Designed to be administered subcutaneously, zilebesiran is an investigational RNAi therapeutic that works by suppressing the production of the angiotensinogen peptide in the liver. Angiotensinogen is the most upstream precursor in the renin-angiotensin-aldosterone cascade, the inhibition of which has been shown to help regulate blood pressure and prevent hypertension.
A Phase I study confirmed that zilebesiran was significantly better than placebo at reducing antiogensinogen levels in a dose-dependent manner. At a dose level of at least 200 mg, zilebesiran treatment also led to durable blood pressure reduction over 24 hours, an effect that was durable for up to six months.

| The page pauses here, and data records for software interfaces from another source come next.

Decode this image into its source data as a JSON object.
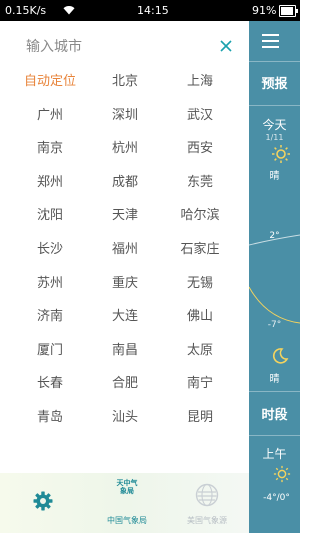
{
  "status": {
    "speed": "0.15K/s",
    "time": "14:15",
    "battery_text": "91%",
    "battery_level": 0.91
  },
  "search": {
    "placeholder": "输入城市"
  },
  "cities": [
    "自动定位",
    "北京",
    "上海",
    "广州",
    "深圳",
    "武汉",
    "南京",
    "杭州",
    "西安",
    "郑州",
    "成都",
    "东莞",
    "沈阳",
    "天津",
    "哈尔滨",
    "长沙",
    "福州",
    "石家庄",
    "苏州",
    "重庆",
    "无锡",
    "济南",
    "大连",
    "佛山",
    "厦门",
    "南昌",
    "太原",
    "长春",
    "合肥",
    "南宁",
    "青岛",
    "汕头",
    "昆明"
  ],
  "bottom": {
    "cma_logo_text": "天中气象局",
    "cma_label": "中国气象局",
    "us_label": "美国气象源"
  },
  "side": {
    "forecast_title": "预报",
    "today": "今天",
    "date": "1/11",
    "condition_day": "晴",
    "temp_high": "2°",
    "temp_low": "-7°",
    "condition_night": "晴",
    "hourly_title": "时段",
    "am": "上午",
    "am_temp": "-4°/0°"
  },
  "colors": {
    "accent_orange": "#e8843b",
    "teal": "#1aa1ad",
    "side_blue": "#4a8fa6",
    "sun_yellow": "#f4d35e"
  },
  "icons": {
    "close": "close-icon",
    "gear": "gear-icon",
    "menu": "menu-icon",
    "sun": "sun-icon",
    "moon": "moon-icon"
  }
}
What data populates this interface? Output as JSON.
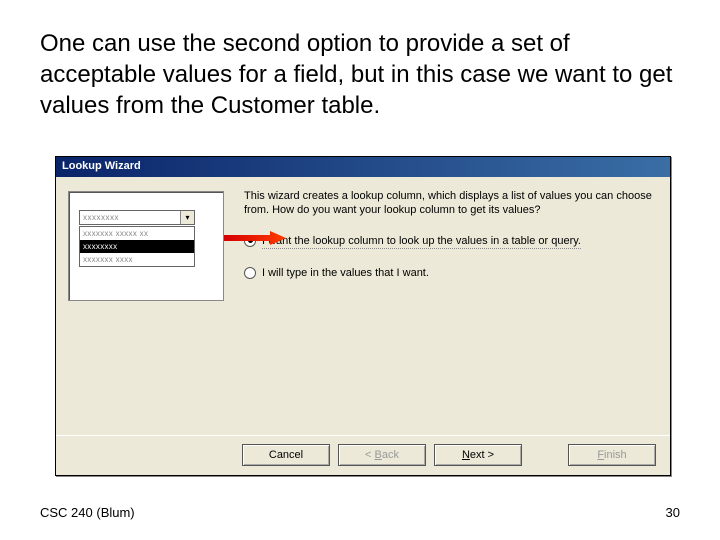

Based on this early-phase performance, Alnylam believes that zilebesiran could have best-in-disease treatment potential for hypertension patients deemed to be at high cardiovascular risk. Its administration schedule, which could potentially involve biannual injections, could also help improve treatment adherence among patients.
Alnylam is currently running the Phase II KARDIA program to evaluate the safety and efficacy of zilebesiran. With almost 400 patients enrolled, KARDIA-1 will assess zilebesiran as a monotherapy for mild-to-moderate hypertension, while KARDIA-2 will evaluate it in combination with one of three standard antihypertensive agents in 630 patients.